Simon Kasyate, the KCCA spokesperson, explains that the project is part of “social responsibility or sustainability relationship with organisations, both state and non-state.”
“We are working with several LED partners to do installation of the solar powered lights. For example, you have seen solar powering of our yard in Owino market the biggest market in this city,” he explains.
The rehabilitation is expected to boost economic and retail activities for the over 50,000 local businesses and over 30,000 people coming into the market daily, according to Aptech Africa. Before this, vendors had to close early and put away their merchandise because of lack of security.

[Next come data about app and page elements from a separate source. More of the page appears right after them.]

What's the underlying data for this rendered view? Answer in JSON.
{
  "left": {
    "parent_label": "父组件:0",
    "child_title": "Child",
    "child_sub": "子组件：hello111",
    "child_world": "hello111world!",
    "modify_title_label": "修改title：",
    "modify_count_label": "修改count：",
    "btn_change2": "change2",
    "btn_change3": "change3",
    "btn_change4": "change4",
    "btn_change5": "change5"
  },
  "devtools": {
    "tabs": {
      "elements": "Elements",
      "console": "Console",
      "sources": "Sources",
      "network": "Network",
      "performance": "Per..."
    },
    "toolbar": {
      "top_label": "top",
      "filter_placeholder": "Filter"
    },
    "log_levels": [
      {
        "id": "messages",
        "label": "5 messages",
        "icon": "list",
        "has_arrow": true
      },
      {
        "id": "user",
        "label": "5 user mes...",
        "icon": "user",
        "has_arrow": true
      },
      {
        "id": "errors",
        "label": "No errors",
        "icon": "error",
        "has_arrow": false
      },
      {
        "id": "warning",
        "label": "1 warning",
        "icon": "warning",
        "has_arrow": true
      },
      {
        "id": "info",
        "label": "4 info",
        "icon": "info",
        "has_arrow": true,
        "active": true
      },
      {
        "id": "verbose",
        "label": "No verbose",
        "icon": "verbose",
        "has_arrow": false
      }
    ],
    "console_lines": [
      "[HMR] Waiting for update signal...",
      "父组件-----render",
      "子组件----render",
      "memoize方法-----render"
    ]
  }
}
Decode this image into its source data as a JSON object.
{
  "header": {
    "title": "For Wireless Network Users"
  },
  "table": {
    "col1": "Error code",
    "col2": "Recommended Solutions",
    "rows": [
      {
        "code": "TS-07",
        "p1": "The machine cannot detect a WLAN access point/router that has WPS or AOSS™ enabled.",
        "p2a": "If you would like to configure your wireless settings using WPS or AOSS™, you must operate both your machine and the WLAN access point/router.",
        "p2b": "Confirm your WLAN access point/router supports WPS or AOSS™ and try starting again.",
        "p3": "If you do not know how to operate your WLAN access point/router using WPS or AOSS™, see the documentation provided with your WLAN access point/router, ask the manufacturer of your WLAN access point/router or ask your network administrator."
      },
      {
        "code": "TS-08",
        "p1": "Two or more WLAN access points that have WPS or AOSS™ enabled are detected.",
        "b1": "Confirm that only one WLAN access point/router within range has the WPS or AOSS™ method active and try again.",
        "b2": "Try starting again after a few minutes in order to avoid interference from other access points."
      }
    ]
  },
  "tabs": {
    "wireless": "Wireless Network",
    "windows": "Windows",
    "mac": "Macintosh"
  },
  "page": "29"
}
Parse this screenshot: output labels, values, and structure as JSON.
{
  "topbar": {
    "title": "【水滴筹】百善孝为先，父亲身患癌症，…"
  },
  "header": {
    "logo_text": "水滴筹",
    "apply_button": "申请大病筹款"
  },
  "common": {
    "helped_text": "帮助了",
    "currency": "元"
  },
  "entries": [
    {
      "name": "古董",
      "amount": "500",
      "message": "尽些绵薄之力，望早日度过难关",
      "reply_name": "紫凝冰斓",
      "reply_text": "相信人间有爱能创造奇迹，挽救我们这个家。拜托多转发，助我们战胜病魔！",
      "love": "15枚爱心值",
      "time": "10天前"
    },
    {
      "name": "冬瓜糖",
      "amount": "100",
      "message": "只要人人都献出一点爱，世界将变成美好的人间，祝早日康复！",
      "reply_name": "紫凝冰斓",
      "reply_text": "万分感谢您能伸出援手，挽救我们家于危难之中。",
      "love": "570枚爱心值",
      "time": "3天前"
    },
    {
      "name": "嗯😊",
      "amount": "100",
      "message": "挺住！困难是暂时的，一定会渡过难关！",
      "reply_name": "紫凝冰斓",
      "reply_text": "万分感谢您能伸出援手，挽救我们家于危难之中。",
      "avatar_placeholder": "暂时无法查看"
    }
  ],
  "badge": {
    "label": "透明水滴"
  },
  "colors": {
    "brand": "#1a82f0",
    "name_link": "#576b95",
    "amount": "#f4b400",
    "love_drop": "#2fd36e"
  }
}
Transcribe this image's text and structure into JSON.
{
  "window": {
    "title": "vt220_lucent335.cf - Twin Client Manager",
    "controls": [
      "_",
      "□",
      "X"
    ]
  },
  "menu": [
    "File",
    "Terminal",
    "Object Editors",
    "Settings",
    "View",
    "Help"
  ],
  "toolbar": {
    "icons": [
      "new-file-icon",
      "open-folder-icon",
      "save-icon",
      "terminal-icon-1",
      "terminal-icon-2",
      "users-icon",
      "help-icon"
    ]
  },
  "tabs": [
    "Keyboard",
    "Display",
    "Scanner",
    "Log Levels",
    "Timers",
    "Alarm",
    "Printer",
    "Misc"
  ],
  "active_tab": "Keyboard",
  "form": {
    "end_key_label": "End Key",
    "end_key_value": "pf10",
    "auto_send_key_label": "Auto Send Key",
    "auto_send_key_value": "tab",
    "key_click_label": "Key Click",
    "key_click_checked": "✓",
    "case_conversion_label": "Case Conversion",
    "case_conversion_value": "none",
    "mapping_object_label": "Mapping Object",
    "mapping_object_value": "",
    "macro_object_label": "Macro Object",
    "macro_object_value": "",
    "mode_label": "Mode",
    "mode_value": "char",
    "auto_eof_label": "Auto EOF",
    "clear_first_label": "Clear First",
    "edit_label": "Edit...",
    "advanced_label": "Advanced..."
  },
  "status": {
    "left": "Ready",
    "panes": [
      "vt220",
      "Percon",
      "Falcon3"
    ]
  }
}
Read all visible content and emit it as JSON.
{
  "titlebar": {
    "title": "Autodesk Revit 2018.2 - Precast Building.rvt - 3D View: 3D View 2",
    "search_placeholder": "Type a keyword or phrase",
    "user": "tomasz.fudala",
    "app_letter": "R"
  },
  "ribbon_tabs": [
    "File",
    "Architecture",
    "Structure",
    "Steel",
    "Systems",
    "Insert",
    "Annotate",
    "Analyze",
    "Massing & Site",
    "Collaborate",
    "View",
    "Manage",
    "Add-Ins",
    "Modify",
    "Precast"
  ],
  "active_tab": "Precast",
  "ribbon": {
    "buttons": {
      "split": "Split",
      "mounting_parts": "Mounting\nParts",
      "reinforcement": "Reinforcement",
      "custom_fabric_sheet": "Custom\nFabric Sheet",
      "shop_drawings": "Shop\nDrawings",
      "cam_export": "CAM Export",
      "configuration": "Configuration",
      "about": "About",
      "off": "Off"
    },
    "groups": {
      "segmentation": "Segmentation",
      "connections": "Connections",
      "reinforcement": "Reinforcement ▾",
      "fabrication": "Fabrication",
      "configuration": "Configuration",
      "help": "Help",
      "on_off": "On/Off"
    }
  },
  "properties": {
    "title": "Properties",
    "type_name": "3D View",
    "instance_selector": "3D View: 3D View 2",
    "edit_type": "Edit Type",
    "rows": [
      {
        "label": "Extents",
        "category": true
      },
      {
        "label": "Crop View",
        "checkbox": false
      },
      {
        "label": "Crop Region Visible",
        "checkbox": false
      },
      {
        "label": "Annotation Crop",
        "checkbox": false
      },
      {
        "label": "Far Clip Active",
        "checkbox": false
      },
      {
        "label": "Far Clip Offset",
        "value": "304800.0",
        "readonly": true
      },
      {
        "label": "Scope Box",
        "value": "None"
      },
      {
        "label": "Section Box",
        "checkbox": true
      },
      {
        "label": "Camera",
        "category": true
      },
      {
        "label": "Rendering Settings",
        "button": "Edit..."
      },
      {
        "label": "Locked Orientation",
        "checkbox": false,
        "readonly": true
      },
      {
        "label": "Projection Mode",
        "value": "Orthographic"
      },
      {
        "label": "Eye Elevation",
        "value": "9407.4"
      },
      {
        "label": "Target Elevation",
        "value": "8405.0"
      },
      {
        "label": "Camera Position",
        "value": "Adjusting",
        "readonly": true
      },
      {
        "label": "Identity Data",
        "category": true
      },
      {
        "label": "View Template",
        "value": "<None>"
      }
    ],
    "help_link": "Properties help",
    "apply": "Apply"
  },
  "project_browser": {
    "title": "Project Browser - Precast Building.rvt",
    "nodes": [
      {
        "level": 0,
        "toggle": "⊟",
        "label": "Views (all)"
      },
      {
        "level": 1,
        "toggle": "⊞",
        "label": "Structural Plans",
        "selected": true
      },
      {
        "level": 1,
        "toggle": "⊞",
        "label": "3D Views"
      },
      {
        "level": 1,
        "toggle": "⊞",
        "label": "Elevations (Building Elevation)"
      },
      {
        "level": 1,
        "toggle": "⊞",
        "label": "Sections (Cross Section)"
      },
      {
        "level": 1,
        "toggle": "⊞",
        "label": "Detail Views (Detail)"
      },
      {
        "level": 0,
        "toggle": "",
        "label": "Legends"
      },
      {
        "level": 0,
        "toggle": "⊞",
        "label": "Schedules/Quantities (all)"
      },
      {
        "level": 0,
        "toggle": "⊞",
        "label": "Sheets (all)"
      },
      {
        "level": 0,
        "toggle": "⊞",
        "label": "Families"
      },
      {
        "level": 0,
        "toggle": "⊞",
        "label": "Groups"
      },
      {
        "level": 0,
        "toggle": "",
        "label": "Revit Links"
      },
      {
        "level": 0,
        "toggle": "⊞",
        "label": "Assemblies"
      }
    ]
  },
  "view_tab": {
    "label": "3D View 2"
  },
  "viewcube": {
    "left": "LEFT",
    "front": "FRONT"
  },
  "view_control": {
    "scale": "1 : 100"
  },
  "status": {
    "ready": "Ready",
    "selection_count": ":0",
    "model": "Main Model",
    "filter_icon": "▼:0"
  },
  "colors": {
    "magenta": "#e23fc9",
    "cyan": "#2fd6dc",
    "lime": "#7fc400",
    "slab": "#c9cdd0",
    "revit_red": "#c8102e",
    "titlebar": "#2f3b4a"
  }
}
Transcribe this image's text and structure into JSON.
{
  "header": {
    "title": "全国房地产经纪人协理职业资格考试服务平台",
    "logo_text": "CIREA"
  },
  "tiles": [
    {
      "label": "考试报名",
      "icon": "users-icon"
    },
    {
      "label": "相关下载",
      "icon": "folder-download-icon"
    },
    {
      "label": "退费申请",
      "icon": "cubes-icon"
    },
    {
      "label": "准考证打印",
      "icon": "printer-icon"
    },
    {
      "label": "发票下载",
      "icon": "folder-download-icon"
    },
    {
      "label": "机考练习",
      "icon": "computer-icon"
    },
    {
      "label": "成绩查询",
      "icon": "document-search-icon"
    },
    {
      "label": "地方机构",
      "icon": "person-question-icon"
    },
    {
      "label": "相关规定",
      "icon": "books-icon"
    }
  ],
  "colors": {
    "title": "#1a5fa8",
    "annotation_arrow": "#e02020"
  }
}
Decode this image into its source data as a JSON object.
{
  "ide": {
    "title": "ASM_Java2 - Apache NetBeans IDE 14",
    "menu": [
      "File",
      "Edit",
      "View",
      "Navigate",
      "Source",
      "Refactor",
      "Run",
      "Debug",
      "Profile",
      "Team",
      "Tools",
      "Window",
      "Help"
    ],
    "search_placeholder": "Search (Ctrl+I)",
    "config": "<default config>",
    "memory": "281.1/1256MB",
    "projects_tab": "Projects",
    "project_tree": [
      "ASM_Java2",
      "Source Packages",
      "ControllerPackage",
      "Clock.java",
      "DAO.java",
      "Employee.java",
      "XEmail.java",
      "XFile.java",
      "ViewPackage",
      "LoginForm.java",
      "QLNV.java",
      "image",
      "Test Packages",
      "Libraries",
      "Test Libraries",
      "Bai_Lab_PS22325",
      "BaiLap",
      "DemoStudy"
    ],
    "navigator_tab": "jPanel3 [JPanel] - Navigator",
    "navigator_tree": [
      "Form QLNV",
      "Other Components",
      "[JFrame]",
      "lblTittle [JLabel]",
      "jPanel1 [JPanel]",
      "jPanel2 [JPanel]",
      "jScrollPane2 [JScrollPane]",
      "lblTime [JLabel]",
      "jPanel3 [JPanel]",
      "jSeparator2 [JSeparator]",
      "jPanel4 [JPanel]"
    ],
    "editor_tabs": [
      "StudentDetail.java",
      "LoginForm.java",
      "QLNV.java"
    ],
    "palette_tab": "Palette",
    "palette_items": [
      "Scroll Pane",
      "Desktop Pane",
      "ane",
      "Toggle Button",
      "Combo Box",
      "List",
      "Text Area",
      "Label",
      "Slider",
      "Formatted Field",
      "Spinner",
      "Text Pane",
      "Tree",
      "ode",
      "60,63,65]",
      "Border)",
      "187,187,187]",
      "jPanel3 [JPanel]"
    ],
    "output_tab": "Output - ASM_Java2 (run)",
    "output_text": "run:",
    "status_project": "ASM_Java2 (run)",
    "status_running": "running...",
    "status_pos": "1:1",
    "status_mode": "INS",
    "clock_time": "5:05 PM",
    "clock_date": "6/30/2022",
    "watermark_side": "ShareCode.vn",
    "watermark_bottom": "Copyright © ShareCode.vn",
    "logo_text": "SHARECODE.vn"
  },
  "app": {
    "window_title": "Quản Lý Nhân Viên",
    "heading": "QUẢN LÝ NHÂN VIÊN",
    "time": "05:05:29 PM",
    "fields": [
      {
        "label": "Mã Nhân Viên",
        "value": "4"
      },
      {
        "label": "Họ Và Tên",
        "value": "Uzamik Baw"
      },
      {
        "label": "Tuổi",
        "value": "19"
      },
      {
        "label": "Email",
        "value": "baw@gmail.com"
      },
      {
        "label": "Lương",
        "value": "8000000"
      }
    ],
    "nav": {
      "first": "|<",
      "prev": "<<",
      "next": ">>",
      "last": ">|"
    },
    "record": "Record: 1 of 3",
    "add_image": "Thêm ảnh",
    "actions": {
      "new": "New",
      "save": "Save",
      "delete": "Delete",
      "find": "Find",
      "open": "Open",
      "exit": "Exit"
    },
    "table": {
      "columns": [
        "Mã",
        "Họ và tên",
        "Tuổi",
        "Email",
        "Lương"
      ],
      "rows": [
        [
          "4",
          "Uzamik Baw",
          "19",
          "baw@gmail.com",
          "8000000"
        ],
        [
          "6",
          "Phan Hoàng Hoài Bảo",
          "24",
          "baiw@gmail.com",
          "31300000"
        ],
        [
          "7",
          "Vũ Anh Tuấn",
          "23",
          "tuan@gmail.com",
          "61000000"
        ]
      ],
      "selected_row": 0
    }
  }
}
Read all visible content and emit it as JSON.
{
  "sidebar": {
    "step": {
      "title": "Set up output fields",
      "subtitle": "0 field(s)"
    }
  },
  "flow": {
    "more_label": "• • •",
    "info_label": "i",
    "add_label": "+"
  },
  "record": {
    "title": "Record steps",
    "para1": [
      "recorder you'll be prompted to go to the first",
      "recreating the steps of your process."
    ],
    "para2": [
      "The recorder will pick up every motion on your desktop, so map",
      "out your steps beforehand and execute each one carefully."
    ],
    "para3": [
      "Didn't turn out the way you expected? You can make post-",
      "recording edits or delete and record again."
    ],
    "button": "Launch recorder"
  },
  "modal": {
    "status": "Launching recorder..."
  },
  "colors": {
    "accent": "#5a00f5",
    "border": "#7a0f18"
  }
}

The project was funded by the United Nations Development Program (UNDP) in partnership with KCCA.
In a past interview with the Nile Post, Dorothy Kisaka, the Executive Director, KCCA applauded the Ugandan government for making the partnership a success.
She thanked the Ugandan government for giving them friends who supported them in the rehabilitation of the market. Together with UNDP and Aptech Africa, KCCA was able to install solar systems, improve revenue collection as well as installing pavers.
Aptech Africa, the company behind the installation, commissioned and designed the five hybrid solar systems and twenty-three standalone streetlights. According to the company’s website, each of the systems is roof mounted with 14.25kWp of solar panels and 50kWh of lithium-ion batteries totalling to 71.25kWp and 250kWh.
“All the systems are hybrid integrated with the main grid. Deye inverter technology was used, a hybrid inverter that has two AC inputs and outputs also allowing an additional power source like generators to be connected whenever required.
“Each system has two inverters that meet and exceed the load available, the inverter has inbuilt MPPT and hence no need for a charge controller. The inverter is programmable to communicate with battery which is lithium-ion type and has a display to give the entire system overview,” said Aptech Africa.
This means Owino market is now operating on an uninterrupted electricity supply which will ease the problem of security that has plagued both the traders and buyers.
As Andrew further explains, the lighting initiative has an array of benefits for vendors like himself and their customers.
“Buyers who would in the past fear to buy fake merchandise because they could not see in the night-time can now see. The lights are helping me and others work for extended hours because the lights are there,” he explains.
“People are enjoying themselves now, people are happy, you can see now, there is no darkness, even the thieves who used to steal have vanished because with the lights, everyone can see,” Andrew concluded.
For vendors like Andrew, the working hours will increase and they no longer have to worry about power bills for lighting. The traders’ income is expected to increase hence their livelihoods.
In addition to lighting up Owino market, KCCA is also tasked with the overall sanitation and hygiene of the market. With the 24-hour lighting, cleaning can be done even at night, ensuring the cleanliness of the market and safeguarding the health of the people in the market.